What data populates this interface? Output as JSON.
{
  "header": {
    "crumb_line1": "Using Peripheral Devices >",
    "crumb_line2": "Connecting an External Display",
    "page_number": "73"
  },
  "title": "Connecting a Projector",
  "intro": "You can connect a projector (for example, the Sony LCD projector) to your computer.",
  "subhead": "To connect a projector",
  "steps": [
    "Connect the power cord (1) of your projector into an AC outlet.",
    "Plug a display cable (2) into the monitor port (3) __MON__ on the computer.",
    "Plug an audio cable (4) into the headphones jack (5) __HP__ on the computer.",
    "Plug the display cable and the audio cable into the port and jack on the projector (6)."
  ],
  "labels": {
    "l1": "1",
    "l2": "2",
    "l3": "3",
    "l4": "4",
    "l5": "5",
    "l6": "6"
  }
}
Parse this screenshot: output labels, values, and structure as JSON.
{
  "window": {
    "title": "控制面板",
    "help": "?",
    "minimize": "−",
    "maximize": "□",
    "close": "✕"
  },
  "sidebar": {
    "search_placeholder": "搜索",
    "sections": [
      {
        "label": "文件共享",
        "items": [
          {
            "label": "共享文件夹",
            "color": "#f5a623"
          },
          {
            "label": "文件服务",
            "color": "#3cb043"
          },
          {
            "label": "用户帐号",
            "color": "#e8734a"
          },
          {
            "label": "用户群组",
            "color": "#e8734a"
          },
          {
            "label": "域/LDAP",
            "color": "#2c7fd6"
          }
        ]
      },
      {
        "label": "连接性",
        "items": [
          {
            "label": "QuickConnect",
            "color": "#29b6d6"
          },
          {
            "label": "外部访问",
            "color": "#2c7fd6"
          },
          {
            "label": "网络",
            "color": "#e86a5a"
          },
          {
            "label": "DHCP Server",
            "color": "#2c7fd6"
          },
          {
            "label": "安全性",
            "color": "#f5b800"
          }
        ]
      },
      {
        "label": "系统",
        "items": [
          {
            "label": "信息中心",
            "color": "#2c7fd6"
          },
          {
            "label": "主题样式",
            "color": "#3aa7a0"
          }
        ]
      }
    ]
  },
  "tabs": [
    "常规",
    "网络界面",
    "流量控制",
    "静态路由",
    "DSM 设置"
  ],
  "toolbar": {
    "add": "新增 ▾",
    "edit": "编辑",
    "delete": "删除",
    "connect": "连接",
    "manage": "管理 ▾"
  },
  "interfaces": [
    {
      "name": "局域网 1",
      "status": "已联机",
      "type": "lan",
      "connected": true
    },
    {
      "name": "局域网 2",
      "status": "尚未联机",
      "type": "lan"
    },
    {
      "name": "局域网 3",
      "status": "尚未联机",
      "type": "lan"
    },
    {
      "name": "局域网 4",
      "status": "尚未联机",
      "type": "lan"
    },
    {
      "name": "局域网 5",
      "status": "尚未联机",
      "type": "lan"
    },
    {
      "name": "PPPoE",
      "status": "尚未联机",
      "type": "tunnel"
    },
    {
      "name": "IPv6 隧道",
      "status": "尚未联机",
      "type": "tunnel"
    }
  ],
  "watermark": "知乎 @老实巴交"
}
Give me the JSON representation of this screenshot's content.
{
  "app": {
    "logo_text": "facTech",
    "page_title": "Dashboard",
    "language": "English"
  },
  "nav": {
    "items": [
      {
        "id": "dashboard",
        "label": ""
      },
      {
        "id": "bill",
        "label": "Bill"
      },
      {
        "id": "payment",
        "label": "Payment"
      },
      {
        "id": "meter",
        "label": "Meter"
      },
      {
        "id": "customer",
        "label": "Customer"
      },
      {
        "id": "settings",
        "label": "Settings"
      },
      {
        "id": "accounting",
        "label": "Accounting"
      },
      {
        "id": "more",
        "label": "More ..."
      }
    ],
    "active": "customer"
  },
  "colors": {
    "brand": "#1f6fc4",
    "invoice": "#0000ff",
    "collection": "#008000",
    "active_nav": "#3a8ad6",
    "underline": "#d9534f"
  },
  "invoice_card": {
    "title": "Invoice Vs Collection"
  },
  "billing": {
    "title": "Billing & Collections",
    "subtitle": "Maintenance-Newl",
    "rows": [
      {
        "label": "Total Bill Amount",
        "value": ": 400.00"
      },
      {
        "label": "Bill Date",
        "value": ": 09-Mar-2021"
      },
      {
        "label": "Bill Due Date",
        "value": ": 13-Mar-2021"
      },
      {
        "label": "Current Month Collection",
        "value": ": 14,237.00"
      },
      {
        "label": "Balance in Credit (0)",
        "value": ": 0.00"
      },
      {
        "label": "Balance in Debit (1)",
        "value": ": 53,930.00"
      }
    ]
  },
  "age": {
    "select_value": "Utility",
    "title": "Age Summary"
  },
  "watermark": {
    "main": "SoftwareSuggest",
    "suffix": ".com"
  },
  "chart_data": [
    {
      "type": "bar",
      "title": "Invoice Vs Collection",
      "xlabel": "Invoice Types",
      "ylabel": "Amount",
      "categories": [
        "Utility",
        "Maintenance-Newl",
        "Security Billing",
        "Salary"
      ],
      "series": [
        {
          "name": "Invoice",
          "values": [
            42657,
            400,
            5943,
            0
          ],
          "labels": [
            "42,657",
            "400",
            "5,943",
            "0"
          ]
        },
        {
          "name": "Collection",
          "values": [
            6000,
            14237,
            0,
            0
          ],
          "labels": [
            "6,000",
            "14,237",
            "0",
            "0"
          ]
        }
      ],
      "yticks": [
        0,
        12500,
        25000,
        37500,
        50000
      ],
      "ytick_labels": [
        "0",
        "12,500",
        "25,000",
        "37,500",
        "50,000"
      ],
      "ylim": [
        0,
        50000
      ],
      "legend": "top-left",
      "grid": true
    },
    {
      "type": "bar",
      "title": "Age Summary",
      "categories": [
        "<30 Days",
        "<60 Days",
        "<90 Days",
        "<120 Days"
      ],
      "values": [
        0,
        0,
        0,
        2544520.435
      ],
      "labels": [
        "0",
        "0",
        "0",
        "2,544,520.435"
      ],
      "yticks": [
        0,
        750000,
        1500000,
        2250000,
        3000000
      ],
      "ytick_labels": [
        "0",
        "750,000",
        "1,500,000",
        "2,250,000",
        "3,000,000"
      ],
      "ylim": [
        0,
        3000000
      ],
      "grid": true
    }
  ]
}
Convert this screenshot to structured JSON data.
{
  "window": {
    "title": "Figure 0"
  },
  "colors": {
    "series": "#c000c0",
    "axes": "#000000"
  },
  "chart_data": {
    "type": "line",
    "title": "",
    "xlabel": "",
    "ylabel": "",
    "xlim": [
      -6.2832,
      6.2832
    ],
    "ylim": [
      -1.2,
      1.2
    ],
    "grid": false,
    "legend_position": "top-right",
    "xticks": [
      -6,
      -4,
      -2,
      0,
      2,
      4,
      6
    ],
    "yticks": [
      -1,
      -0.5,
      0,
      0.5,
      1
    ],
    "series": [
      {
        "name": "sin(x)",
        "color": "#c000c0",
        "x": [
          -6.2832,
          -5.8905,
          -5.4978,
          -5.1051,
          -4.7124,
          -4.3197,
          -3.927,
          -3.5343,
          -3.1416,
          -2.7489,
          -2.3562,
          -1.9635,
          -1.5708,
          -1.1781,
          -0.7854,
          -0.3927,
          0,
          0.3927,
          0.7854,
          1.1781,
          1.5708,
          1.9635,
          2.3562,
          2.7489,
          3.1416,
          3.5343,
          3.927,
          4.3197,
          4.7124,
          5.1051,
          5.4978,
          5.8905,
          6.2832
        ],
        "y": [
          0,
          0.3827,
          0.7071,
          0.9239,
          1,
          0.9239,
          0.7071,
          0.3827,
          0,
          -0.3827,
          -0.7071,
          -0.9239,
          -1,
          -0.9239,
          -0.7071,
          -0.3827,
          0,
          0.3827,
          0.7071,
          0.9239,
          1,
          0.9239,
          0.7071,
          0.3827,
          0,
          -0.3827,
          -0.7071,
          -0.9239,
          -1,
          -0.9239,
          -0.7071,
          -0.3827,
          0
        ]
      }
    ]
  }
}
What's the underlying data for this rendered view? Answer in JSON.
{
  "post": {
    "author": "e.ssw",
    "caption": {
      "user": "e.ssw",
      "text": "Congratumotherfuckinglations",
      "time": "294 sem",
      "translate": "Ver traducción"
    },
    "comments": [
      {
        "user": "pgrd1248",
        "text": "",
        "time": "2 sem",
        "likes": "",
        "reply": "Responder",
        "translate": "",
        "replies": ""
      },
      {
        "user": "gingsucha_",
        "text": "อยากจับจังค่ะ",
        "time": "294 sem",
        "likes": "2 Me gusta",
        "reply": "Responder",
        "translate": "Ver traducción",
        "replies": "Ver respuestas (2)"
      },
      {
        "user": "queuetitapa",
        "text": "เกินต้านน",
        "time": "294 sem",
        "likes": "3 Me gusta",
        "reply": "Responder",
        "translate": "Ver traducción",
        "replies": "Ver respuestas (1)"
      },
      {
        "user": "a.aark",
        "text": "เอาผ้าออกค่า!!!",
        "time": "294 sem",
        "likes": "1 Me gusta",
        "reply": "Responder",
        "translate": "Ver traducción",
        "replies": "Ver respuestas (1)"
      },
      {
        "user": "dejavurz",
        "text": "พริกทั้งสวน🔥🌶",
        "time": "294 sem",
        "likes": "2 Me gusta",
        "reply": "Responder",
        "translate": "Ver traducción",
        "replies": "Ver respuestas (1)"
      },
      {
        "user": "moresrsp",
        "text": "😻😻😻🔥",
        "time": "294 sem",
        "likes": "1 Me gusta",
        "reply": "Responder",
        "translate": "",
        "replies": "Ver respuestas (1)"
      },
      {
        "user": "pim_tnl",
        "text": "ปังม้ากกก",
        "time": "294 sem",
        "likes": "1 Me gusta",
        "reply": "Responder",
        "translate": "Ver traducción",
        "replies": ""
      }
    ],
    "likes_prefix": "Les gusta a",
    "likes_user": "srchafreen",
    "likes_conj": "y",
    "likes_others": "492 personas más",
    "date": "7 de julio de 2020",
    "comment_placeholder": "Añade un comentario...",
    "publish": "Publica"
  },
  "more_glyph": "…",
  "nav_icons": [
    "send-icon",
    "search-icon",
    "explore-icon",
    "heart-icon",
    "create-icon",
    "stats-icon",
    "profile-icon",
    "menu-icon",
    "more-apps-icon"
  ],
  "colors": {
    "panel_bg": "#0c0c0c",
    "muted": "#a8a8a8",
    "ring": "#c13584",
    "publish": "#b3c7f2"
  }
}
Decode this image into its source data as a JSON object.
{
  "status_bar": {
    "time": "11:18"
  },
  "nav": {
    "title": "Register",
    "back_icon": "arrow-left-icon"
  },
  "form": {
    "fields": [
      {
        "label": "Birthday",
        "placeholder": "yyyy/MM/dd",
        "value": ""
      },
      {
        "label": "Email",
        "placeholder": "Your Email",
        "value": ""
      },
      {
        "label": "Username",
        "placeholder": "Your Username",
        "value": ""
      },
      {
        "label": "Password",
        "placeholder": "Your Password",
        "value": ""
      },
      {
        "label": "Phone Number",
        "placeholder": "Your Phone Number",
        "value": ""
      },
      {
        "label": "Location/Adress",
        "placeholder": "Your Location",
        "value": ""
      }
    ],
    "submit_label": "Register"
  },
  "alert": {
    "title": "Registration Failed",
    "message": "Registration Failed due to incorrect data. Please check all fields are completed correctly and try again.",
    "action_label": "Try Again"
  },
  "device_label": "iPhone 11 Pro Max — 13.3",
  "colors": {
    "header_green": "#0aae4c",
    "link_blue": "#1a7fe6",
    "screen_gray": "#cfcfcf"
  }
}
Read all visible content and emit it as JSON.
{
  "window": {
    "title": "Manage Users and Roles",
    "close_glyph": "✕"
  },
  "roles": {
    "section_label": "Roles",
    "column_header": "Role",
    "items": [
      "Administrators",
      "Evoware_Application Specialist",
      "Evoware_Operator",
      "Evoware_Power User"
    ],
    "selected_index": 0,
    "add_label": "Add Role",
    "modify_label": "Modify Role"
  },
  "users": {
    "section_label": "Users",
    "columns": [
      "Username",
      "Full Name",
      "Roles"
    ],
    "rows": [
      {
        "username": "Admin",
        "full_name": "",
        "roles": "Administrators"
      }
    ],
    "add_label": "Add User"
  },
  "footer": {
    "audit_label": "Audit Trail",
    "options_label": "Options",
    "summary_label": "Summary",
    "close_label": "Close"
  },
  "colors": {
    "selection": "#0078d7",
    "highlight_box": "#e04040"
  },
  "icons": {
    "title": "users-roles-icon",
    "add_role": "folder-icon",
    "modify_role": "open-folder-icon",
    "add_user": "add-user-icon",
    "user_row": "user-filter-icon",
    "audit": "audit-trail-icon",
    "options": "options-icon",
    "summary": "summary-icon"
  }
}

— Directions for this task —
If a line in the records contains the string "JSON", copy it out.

— Answer to the exercise —
What data populates this interface? Output as JSON.
Parse this screenshot: output labels, values, and structure as JSON.
Give me the JSON representation of this screenshot's content.
Convert this screenshot to structured JSON data.
What's the underlying data for this rendered view? Answer in JSON.
Decode this image into its source data as a JSON object.
Read all visible content and emit it as JSON.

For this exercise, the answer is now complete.